Although the game-play mechanics are nearly identical to that of Capcom's megaselling Resident Evil series, Dino Crisis manages to give players a new and pulse-quickening gaming experience. Players take on the role of Regina, a member of an elite squad of military agents sent to find and rescue a missing scientist named Dr. Kirk. The best things here are the dinosaurs themselves; the raptors move with such speed and grace, it's extraordinarily creepy. A first-rate musical score responds well to what's happening in the game and adds to the thrills. PlayStation, $50.



The latest Final Fantasy title tells the story of Squall Leonheart and his band of five cadets, who join a resistance group and eventually become involved in a battle to save time itself. The action, featuring an extensive battle and magic system, takes place across massive landscapes and in outer space. One result of this title's emphasis on story line, though, is that this game is more linear than previous entries in the series; you have to complete particular tasks in a particular sequence or you stay stuck in one chapter. PlayStation, $50.



This title, the first "must-have" for the new Dreamcast console, is the closest experience yet to watching an actual game. But the title delivers more than looks. Its controls are intuitive and approachable, even for beginning players. This is video-game football at its finest. Dreamcast, $50.



The planet of Goldwood has been taken over by the evil alien Mizar and his horde of drones, and it's up to the Jet Force Gemini team to wipe out the deadly threat and rescue the Ewok-looking inhabitants of Goldwood, known as the Tribals. Players alternately control three different characters, each of whom has special abilities that come into play throughout the game. One drawback: The game can get tedious in levels that require visits from all three characters. Nintendo 64, $60.

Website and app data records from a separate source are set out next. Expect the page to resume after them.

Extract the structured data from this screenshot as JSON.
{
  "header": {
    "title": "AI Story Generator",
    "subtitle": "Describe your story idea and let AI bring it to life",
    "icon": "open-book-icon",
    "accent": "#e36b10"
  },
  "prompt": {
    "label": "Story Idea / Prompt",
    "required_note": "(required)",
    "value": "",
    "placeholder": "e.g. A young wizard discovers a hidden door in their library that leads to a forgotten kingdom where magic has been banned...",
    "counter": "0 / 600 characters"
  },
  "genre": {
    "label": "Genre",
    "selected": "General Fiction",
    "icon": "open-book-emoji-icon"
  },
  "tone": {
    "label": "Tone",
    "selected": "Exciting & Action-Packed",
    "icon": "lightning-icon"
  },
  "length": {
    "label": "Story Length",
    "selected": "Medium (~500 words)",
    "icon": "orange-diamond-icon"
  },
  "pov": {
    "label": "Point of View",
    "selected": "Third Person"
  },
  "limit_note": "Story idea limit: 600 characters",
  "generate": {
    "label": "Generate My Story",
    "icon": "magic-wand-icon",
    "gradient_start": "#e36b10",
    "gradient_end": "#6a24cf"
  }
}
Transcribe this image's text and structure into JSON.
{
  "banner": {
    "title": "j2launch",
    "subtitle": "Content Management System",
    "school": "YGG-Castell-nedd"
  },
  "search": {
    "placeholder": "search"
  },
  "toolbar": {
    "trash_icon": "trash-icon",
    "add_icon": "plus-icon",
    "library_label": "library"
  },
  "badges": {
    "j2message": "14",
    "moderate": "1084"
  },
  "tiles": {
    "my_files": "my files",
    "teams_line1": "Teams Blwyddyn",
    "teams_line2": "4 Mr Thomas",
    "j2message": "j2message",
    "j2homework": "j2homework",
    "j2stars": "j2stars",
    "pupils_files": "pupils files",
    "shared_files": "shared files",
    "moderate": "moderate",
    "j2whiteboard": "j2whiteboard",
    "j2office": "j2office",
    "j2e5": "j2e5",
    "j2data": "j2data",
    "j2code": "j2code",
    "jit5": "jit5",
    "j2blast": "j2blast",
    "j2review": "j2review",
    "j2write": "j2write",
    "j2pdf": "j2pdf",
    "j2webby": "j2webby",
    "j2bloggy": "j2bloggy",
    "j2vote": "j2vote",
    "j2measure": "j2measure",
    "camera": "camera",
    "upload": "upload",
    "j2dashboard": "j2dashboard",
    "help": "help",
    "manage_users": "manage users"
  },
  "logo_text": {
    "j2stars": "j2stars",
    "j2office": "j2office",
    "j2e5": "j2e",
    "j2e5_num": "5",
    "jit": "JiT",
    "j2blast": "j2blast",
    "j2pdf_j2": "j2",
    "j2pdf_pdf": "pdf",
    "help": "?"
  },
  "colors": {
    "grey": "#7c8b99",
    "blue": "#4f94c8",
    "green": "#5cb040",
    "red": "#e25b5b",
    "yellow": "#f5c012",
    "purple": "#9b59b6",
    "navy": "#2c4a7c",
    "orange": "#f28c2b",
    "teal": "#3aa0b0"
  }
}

CAPTION: From top: Dino Crisis, Final Fantasy VIII, NFL 2K, Age of Empires II.